* [Action item] Report back each line of the records that contains the string "icon".

* [Exercise materials]
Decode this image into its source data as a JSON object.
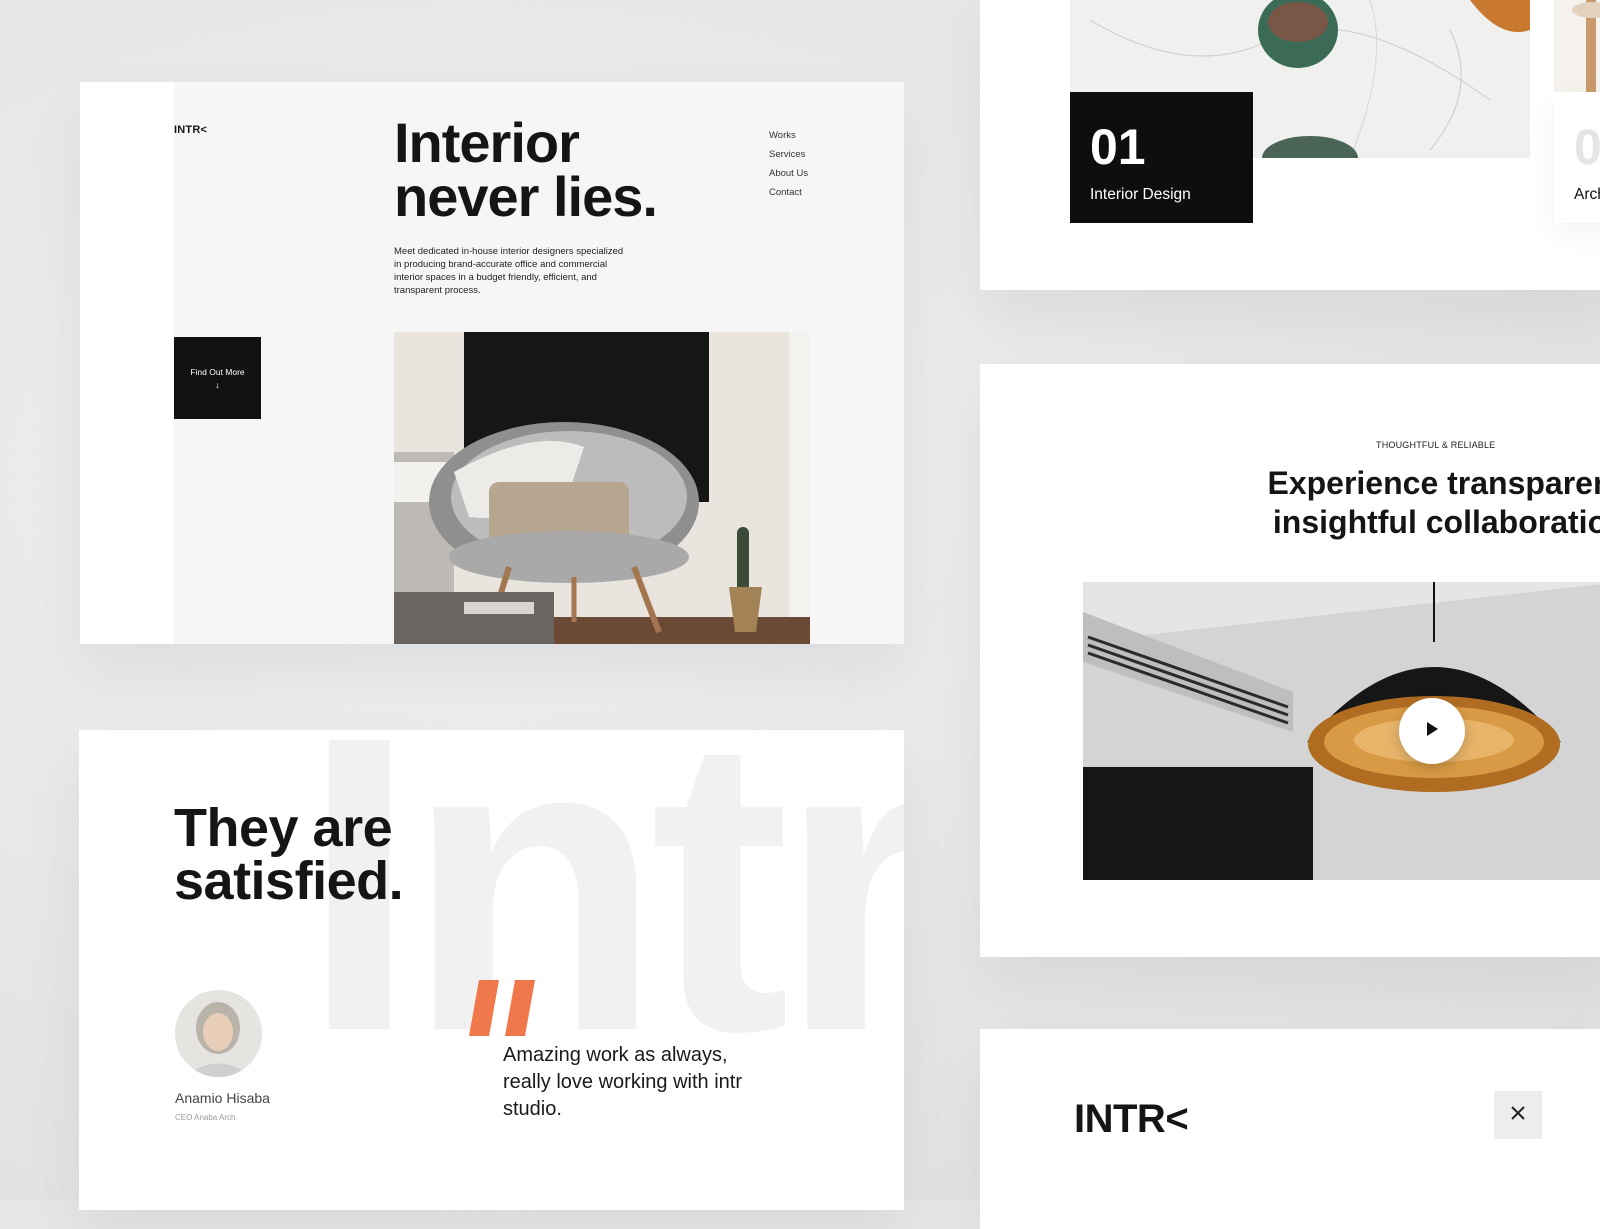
{
  "hero": {
    "logo": "INTR<",
    "title_line1": "Interior",
    "title_line2": "never lies.",
    "description": "Meet dedicated in-house interior designers specialized in producing brand-accurate office and commercial interior spaces in a budget friendly, efficient, and transparent process.",
    "nav": [
      "Works",
      "Services",
      "About Us",
      "Contact"
    ],
    "cta_label": "Find Out More",
    "cta_icon": "arrow-down-icon"
  },
  "services": {
    "items": [
      {
        "number": "01",
        "label": "Interior Design"
      },
      {
        "number": "0",
        "label": "Arch"
      }
    ]
  },
  "testimonial": {
    "background_word": "Intr",
    "title_line1": "They are",
    "title_line2": "satisfied.",
    "name": "Anamio Hisaba",
    "role": "CEO Anaba Arch",
    "quote": "Amazing work as always, really love working with intr studio.",
    "accent_color": "#f0784a"
  },
  "video": {
    "eyebrow": "THOUGHTFUL & RELIABLE",
    "heading_line1": "Experience transparen",
    "heading_line2": "insightful collaboratio",
    "play_icon": "play-icon"
  },
  "menu": {
    "logo": "INTR<",
    "close_icon": "close-icon"
  }
}
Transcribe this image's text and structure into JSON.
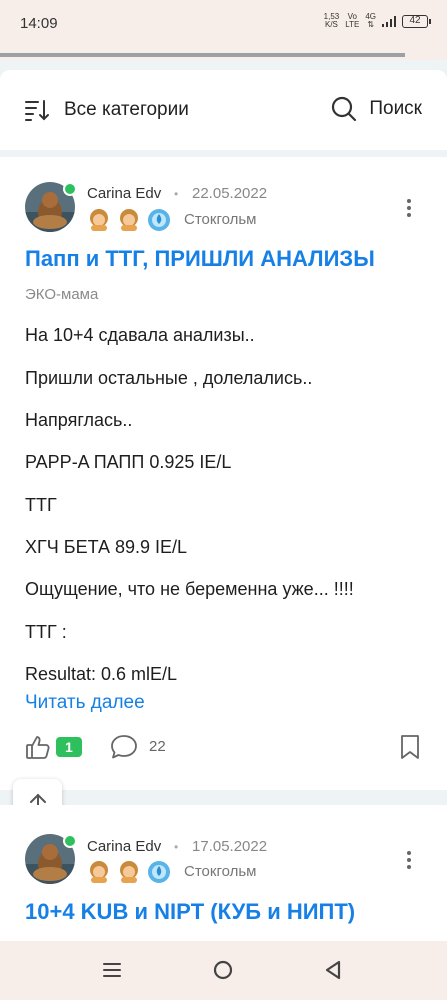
{
  "status": {
    "time": "14:09",
    "speed_value": "1,53",
    "speed_unit": "K/S",
    "volte_top": "Vo",
    "volte_bottom": "LTE",
    "net_top": "4G",
    "net_bottom": "⇅",
    "battery": "42"
  },
  "header": {
    "categories_label": "Все категории",
    "search_label": "Поиск"
  },
  "posts": [
    {
      "author": "Carina Edv",
      "date": "22.05.2022",
      "city": "Стокгольм",
      "badges": [
        "girl-badge-icon",
        "girl-badge-icon",
        "water-badge-icon"
      ],
      "title": "Папп и ТТГ, ПРИШЛИ АНАЛИЗЫ",
      "category": "ЭКО-мама",
      "paragraphs": [
        "На 10+4 сдавала анализы..",
        "Пришли остальные , долелались..",
        "Напряглась..",
        "PAPP-A ПАПП 0.925 IE/L",
        "ТТГ",
        "ХГЧ БЕТА 89.9 IE/L",
        "Ощущение, что не беременна уже... !!!!",
        "ТТГ :",
        "Resultat: 0.6 mlE/L"
      ],
      "read_more": "Читать далее",
      "likes": "1",
      "comments": "22"
    },
    {
      "author": "Carina Edv",
      "date": "17.05.2022",
      "city": "Стокгольм",
      "title": "10+4 KUB и NIPT (КУБ и НИПТ)"
    }
  ],
  "colors": {
    "accent": "#1680e6",
    "like_badge": "#2ec05c",
    "online": "#2ec05c"
  }
}
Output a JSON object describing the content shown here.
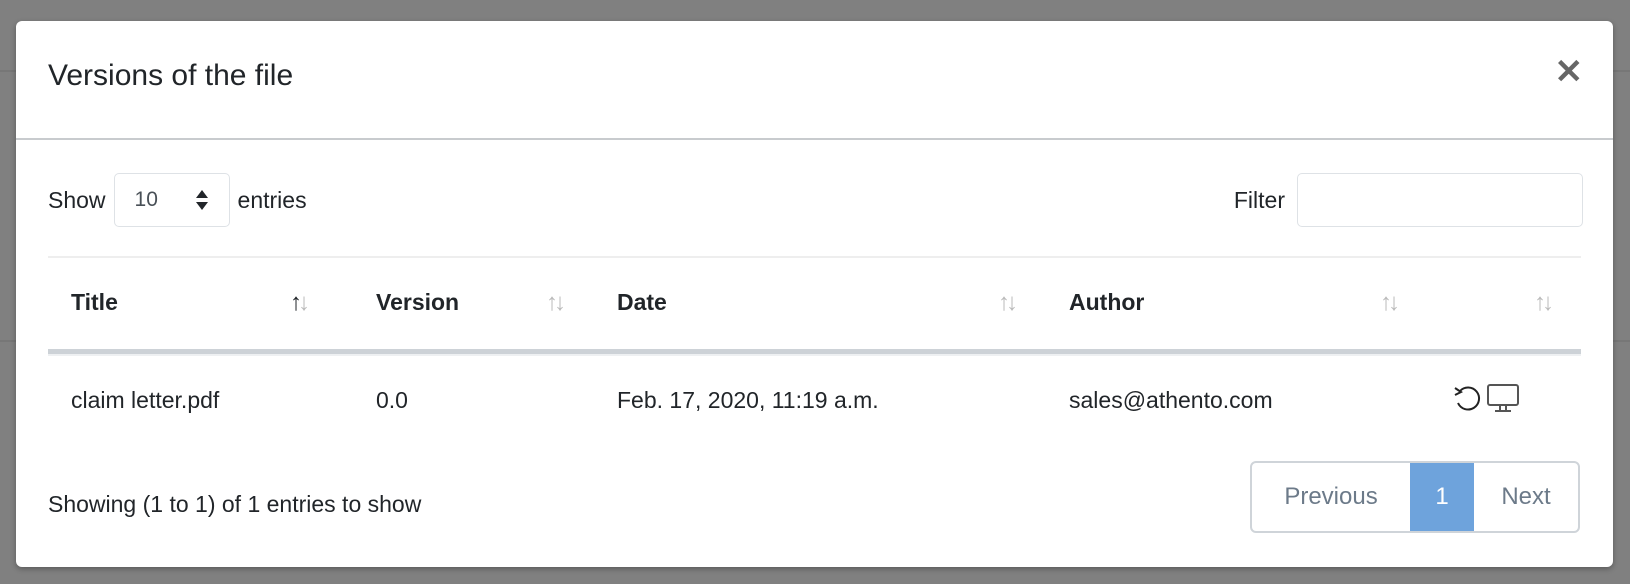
{
  "modal": {
    "title": "Versions of the file",
    "close_icon": "close-icon"
  },
  "controls": {
    "show_label": "Show",
    "page_size": "10",
    "entries_label": "entries",
    "filter_label": "Filter",
    "filter_value": ""
  },
  "table": {
    "columns": [
      "Title",
      "Version",
      "Date",
      "Author",
      ""
    ],
    "sorted_column": "Title",
    "rows": [
      {
        "title": "claim letter.pdf",
        "version": "0.0",
        "date": "Feb. 17, 2020, 11:19 a.m.",
        "author": "sales@athento.com",
        "actions": [
          "restore-icon",
          "monitor-icon"
        ]
      }
    ]
  },
  "footer": {
    "info": "Showing (1 to 1) of 1 entries to show",
    "previous": "Previous",
    "current_page": "1",
    "next": "Next",
    "accent": "#6ea3dc"
  }
}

* [Response]
    "cta_icon": "arrow-down-icon"
    "play_icon": "play-icon"
    "close_icon": "close-icon"
        "girl-badge-icon",
        "girl-badge-icon",
        "water-badge-icon"
    "close_icon": "close-icon"
          "restore-icon",
          "monitor-icon"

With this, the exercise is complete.